╭─ Data excerpts

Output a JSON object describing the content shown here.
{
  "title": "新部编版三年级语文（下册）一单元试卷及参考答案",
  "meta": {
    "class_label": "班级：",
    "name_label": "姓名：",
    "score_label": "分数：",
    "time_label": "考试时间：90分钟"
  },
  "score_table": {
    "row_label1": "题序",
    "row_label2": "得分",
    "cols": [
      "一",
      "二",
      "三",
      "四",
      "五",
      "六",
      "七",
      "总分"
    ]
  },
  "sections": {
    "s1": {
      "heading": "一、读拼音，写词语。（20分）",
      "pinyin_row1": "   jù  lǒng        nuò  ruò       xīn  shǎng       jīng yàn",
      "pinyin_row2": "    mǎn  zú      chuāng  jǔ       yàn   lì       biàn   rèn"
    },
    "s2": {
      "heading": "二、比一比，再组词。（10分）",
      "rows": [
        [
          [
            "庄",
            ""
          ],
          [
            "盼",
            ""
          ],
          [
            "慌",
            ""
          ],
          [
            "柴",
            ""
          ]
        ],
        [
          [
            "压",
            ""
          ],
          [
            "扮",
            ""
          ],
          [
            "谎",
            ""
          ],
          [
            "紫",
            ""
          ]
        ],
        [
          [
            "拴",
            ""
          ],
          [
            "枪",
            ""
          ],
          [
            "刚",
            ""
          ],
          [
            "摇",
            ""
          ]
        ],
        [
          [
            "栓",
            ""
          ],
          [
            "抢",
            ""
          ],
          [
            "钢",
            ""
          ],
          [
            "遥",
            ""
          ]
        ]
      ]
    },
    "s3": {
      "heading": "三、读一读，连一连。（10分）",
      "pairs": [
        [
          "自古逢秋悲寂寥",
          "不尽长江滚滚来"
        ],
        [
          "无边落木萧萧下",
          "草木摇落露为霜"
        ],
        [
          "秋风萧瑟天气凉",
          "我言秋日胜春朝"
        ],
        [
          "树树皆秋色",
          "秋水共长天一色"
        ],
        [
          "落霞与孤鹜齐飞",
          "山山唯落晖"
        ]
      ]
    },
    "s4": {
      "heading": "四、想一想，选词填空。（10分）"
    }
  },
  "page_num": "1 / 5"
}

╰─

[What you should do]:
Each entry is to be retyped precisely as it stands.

[Reply]:
Output a JSON object describing the content shown here.
{
  "title": "新部编版三年级语文（下册）一单元试卷及参考答案",
  "meta": {
    "class_label": "班级：",
    "name_label": "姓名：",
    "score_label": "分数：",
    "time_label": "考试时间：90分钟"
  },
  "score_table": {
    "row_label1": "题序",
    "row_label2": "得分",
    "cols": [
      "一",
      "二",
      "三",
      "四",
      "五",
      "六",
      "七",
      "总分"
    ]
  },
  "sections": {
    "s1": {
      "heading": "一、读拼音，写词语。（20分）",
      "pinyin_row1": "   jù  lǒng        nuò  ruò       xīn  shǎng       jīng yàn",
      "pinyin_row2": "    mǎn  zú      chuāng  jǔ       yàn   lì       biàn   rèn"
    },
    "s2": {
      "heading": "二、比一比，再组词。（10分）",
      "rows": [
        [
          [
            "庄",
            ""
          ],
          [
            "盼",
            ""
          ],
          [
            "慌",
            ""
          ],
          [
            "柴",
            ""
          ]
        ],
        [
          [
            "压",
            ""
          ],
          [
            "扮",
            ""
          ],
          [
            "谎",
            ""
          ],
          [
            "紫",
            ""
          ]
        ],
        [
          [
            "拴",
            ""
          ],
          [
            "枪",
            ""
          ],
          [
            "刚",
            ""
          ],
          [
            "摇",
            ""
          ]
        ],
        [
          [
            "栓",
            ""
          ],
          [
            "抢",
            ""
          ],
          [
            "钢",
            ""
          ],
          [
            "遥",
            ""
          ]
        ]
      ]
    },
    "s3": {
      "heading": "三、读一读，连一连。（10分）",
      "pairs": [
        [
          "自古逢秋悲寂寥",
          "不尽长江滚滚来"
        ],
        [
          "无边落木萧萧下",
          "草木摇落露为霜"
        ],
        [
          "秋风萧瑟天气凉",
          "我言秋日胜春朝"
        ],
        [
          "树树皆秋色",
          "秋水共长天一色"
        ],
        [
          "落霞与孤鹜齐飞",
          "山山唯落晖"
        ]
      ]
    },
    "s4": {
      "heading": "四、想一想，选词填空。（10分）"
    }
  },
  "page_num": "1 / 5"
}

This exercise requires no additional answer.